**PROMPT**
Copy each line below that has "JSON".

*** Opening of DATA TO EXAMINE ***

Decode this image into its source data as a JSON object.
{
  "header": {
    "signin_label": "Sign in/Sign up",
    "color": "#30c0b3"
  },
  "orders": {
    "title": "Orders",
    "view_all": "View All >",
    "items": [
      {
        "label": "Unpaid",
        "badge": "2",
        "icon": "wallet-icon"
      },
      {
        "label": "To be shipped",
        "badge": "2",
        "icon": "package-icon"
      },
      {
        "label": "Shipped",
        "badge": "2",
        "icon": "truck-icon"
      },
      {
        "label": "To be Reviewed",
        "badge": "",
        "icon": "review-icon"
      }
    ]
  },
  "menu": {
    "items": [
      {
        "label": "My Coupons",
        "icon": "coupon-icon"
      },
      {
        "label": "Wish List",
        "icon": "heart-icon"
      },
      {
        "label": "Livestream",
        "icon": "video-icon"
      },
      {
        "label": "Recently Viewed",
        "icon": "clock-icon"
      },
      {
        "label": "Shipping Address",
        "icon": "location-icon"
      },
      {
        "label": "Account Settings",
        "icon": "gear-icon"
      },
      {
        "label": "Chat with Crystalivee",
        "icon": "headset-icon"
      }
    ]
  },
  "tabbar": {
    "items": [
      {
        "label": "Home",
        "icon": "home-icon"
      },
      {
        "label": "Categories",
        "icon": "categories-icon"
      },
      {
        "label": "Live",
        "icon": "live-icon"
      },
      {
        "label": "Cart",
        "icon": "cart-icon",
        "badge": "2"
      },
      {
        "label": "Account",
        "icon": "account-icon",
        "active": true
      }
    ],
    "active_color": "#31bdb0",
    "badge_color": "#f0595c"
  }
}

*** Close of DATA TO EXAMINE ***
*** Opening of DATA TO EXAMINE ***

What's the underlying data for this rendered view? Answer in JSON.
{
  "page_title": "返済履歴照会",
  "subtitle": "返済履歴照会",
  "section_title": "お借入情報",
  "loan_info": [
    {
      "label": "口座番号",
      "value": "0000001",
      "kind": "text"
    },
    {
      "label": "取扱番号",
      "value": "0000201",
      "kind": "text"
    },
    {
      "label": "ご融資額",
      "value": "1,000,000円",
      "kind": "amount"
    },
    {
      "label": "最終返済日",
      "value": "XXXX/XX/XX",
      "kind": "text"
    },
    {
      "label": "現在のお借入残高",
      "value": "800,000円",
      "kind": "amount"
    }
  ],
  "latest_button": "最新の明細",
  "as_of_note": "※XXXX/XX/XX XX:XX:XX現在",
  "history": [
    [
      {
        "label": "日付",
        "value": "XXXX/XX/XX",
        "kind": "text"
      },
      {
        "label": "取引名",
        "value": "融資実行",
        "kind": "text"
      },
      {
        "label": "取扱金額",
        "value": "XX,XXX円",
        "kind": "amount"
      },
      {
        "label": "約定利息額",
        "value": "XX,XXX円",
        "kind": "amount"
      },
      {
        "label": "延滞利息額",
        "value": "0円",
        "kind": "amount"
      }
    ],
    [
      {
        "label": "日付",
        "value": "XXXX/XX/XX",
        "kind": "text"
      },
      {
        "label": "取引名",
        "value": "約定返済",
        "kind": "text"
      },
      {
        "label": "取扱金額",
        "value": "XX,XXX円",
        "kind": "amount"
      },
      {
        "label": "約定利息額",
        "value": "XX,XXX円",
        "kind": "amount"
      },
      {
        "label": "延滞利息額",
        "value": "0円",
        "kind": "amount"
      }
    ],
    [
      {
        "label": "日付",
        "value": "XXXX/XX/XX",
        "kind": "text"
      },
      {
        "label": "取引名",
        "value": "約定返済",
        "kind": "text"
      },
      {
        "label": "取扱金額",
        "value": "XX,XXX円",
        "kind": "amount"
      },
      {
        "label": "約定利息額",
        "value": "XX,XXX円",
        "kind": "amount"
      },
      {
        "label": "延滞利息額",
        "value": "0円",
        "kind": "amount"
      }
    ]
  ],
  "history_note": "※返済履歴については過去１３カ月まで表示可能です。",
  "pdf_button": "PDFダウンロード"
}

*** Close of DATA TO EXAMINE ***

**RESULT OF THE EXERCISE**
Decode this image into its source data as a JSON object.
What's the underlying data for this rendered view? Answer in JSON.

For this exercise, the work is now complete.